"We spend the whole year preparing for this show," said Chris Pomeroy, Gone to Pieces Quilt Guild member. "Quilts may take weeks or several months, depending on the number of pieces used. All of the quilts are made on a voluntary basis, some by individuals and some as teams."

"We donate all of our quilts. You can't buy them," Pomeroy added.

In addition to service members, the guild donates its quilts to veterans, wounded warriors, Gold Star Families, the local women's shelter and the hospital maternity ward, or "if we just meet someone who is deserving," according to Pomeroy.

Each quilt is embroidered with the service member's name and unit.

Staff Sgt. Crisanta Jaggers, General Leonard Wood Army Community Hospital, was grateful to receive a quilt, because she knows she is likely to be assigned to another location in the future.

"This is going to be something I'll always have to remember Fort Leonard Wood," Jaggers said.

"I will either display it, or use it to keep me warm," she added.

Command Sgt. Maj. Tyson Goolsby, who recently transitioned out of his role as Fort Leonard Wood's Garrison command sergeant major, assisted the guild in making this year's quilt presentation a success.

After all of the quilts were distributed, the guild surprised Goolsby with a quilt in recognition of his service to Fort Leonard Wood and the community.

Goolsby, who is preparing to move on to Fort Hood, Texas, expressed his appreciation for the quilt guild's support of the military.

Following the presentation, each of the quilt makers had a chance to meet with their respective quilt recipient to talk about the theme and uniqueness of the quilts.

"From the first block to the last, these quilts are a labor of love," Ellis said.

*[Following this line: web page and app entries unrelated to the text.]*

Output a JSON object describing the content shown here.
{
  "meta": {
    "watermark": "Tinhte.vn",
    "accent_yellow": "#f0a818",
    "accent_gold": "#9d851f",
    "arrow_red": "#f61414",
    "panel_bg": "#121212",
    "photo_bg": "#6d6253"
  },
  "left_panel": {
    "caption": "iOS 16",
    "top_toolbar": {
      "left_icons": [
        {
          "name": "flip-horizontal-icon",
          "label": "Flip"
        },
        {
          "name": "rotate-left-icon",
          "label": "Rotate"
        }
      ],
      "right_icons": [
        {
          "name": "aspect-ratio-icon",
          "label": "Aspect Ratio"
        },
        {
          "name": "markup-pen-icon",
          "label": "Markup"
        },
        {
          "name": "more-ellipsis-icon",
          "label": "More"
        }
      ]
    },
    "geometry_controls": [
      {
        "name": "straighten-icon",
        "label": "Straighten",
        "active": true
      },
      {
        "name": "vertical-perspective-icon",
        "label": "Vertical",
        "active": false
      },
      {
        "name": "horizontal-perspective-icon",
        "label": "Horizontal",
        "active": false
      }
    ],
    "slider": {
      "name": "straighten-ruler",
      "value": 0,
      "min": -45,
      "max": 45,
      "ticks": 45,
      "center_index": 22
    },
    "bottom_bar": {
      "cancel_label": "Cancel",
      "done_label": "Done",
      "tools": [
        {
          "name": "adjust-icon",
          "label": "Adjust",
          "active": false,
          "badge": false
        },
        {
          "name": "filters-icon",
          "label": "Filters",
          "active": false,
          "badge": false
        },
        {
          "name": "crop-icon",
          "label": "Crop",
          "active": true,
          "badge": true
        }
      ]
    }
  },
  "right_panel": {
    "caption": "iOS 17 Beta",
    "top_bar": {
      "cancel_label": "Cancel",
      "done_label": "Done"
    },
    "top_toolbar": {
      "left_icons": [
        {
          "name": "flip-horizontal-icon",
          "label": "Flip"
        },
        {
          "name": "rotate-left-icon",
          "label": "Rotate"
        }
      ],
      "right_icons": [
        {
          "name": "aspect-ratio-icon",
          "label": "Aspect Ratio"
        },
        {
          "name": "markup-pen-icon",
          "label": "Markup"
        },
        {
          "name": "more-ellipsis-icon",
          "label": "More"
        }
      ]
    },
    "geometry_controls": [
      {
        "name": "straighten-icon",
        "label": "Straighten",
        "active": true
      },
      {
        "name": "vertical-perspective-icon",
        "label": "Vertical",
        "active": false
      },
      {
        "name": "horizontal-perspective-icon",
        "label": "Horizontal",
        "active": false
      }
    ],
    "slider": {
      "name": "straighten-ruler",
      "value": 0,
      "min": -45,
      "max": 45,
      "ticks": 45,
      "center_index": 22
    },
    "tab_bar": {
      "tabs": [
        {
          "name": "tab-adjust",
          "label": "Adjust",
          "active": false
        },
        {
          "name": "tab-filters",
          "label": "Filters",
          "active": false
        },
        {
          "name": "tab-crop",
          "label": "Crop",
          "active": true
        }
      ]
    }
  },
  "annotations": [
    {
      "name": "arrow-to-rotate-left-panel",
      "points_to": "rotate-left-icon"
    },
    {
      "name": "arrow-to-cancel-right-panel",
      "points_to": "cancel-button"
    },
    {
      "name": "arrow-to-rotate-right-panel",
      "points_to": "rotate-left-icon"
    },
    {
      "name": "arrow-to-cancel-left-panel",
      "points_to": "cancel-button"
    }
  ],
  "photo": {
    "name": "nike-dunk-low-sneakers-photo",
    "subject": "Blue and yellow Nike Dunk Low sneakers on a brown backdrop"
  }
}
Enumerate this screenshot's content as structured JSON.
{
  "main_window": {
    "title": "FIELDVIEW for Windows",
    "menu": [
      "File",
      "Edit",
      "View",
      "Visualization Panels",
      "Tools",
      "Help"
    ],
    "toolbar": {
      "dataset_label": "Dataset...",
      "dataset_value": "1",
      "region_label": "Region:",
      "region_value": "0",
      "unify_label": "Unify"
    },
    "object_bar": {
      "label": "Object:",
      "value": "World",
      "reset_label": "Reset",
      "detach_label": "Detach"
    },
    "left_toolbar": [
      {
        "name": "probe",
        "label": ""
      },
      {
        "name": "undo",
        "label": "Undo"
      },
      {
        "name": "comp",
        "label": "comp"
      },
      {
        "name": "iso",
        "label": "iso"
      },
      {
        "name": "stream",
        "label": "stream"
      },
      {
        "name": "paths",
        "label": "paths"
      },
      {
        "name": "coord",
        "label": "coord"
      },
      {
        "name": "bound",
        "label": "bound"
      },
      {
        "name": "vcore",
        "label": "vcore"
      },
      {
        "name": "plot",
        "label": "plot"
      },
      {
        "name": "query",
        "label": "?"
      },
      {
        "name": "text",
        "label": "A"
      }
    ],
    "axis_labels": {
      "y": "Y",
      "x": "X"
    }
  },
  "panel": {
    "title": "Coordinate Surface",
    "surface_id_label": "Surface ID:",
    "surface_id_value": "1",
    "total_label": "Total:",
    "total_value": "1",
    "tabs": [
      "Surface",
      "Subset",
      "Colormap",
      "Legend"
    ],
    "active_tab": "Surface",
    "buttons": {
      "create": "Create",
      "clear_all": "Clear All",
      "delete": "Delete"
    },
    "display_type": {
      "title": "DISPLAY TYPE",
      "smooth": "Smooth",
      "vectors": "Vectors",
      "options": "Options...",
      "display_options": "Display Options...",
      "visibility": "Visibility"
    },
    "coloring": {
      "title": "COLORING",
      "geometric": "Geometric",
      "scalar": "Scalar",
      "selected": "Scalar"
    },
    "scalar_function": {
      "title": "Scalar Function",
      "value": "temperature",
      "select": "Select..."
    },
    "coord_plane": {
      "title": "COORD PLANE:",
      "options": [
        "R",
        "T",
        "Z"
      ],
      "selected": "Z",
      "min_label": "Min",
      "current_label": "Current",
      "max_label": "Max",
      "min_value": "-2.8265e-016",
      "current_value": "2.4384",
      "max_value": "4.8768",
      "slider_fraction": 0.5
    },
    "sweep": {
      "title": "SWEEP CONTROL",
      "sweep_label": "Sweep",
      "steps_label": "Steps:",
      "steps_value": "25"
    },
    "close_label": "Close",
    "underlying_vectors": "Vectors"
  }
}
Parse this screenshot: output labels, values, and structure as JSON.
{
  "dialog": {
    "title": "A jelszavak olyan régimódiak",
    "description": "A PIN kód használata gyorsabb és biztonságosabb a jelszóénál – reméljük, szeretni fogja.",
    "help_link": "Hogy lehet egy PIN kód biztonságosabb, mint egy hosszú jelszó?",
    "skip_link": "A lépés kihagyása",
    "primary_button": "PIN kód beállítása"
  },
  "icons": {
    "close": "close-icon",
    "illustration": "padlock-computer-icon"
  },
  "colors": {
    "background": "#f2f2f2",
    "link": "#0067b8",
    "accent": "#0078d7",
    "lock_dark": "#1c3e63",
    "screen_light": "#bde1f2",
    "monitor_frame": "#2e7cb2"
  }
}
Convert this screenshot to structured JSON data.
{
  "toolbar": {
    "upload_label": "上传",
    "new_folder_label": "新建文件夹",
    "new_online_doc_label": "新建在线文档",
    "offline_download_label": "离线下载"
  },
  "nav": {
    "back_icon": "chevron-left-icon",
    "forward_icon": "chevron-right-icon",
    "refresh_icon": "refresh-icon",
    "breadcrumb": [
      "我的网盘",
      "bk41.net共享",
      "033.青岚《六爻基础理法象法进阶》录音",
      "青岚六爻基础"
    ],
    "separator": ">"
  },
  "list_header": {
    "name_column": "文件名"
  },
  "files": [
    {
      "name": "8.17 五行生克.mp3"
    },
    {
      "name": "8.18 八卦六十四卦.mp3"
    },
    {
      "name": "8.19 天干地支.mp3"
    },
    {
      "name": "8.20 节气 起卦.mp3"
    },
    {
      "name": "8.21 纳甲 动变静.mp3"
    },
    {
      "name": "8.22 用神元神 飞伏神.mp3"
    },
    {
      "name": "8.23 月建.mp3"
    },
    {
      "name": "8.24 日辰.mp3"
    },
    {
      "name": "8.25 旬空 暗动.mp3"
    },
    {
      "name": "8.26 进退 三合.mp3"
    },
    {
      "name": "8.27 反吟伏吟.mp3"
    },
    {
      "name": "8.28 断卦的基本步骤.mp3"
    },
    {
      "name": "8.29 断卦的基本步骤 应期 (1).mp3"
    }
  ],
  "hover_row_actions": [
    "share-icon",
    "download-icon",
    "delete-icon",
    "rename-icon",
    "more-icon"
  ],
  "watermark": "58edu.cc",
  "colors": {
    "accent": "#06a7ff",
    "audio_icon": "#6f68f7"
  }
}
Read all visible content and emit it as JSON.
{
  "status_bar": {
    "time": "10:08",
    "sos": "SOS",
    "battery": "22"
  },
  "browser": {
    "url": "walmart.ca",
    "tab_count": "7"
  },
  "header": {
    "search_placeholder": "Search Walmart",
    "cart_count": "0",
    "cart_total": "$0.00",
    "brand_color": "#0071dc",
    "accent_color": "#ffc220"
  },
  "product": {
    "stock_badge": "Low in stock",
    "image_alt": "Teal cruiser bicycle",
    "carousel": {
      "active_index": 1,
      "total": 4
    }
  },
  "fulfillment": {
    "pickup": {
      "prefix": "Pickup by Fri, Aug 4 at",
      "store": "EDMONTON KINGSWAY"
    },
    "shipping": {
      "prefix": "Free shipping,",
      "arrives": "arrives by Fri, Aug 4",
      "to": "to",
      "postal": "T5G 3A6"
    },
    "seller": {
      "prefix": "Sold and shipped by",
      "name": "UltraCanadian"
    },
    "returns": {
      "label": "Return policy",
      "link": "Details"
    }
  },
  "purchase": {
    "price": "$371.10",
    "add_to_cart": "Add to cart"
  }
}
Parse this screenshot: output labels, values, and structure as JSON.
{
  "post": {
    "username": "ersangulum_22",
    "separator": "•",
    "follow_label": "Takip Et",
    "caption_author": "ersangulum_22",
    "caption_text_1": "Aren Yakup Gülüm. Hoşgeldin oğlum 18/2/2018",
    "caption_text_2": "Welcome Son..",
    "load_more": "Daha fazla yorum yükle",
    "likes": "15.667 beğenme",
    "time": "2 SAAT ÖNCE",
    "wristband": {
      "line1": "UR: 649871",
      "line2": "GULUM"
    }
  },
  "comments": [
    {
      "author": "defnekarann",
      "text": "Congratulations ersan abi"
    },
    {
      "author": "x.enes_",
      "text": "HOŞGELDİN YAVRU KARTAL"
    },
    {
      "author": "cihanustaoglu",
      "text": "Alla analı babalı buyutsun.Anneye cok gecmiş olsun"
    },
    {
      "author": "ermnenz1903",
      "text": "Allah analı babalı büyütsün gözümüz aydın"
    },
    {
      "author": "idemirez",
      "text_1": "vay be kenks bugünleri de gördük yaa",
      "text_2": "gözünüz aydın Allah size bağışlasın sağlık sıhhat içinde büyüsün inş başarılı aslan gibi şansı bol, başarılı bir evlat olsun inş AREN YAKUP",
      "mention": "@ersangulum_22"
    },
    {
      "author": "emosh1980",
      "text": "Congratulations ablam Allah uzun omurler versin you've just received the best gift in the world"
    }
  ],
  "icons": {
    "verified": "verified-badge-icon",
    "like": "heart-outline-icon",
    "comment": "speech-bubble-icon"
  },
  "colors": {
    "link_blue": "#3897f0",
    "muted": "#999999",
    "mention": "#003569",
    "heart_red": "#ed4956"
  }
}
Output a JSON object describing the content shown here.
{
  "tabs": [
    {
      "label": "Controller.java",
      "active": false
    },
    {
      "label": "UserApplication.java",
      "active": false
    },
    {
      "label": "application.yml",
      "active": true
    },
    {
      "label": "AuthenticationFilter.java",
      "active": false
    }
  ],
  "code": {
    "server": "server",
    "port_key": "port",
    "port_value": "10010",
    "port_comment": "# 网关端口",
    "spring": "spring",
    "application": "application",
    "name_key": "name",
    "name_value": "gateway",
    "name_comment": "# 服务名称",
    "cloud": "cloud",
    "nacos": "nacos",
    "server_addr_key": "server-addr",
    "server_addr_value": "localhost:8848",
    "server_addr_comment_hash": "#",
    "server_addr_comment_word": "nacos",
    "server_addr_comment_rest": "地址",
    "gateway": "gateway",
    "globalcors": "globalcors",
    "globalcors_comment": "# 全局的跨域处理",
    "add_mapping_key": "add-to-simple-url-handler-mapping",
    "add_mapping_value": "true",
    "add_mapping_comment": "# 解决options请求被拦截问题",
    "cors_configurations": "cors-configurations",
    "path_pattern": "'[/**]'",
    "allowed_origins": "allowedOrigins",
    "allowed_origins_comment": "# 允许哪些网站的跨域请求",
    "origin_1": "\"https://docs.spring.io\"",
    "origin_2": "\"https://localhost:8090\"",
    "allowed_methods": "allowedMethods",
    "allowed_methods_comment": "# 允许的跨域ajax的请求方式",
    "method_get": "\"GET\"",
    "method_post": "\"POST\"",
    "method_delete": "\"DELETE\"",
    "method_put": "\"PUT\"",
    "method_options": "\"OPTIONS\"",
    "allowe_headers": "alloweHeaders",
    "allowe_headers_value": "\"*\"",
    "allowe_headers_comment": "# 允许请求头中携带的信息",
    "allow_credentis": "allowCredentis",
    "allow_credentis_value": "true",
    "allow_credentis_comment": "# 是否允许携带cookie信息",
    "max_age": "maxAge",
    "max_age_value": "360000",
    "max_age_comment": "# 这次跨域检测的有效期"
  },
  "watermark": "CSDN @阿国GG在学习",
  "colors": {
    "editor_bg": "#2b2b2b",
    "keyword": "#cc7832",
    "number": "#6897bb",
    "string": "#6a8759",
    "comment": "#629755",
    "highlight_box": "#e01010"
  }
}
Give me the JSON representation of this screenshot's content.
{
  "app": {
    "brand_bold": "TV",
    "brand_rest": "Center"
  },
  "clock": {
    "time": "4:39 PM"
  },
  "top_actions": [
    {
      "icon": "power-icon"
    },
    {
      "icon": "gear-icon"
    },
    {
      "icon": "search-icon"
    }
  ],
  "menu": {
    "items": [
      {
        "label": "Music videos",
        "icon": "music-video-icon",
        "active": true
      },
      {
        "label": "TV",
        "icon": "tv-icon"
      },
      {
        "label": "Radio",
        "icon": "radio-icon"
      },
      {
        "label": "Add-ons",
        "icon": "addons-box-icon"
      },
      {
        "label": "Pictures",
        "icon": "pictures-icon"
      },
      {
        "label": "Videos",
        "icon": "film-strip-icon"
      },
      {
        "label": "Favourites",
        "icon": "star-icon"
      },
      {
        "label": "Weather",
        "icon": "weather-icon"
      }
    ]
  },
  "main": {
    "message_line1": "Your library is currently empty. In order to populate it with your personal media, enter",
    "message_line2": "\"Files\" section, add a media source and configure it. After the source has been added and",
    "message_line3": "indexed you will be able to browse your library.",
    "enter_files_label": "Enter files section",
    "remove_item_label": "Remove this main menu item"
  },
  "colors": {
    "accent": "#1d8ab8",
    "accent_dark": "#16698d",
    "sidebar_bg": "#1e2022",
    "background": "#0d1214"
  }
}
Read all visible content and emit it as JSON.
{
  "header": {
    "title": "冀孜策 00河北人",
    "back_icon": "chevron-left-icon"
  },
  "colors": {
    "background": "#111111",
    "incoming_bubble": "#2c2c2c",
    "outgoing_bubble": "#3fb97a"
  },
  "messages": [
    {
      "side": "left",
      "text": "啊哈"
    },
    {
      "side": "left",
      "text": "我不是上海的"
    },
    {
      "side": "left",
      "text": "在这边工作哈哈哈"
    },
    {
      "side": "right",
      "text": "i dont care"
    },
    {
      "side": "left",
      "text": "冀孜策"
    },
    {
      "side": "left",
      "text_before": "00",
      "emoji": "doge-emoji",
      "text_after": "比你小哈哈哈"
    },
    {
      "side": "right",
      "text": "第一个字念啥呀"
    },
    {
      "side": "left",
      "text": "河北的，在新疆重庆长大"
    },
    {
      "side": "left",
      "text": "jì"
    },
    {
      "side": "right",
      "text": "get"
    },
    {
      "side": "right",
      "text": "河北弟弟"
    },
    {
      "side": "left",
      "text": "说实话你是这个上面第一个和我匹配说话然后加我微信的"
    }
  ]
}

The quilt guild meets on the fourth Monday of each month at the Waynesville Medical Plaza, and for more information, visit, or email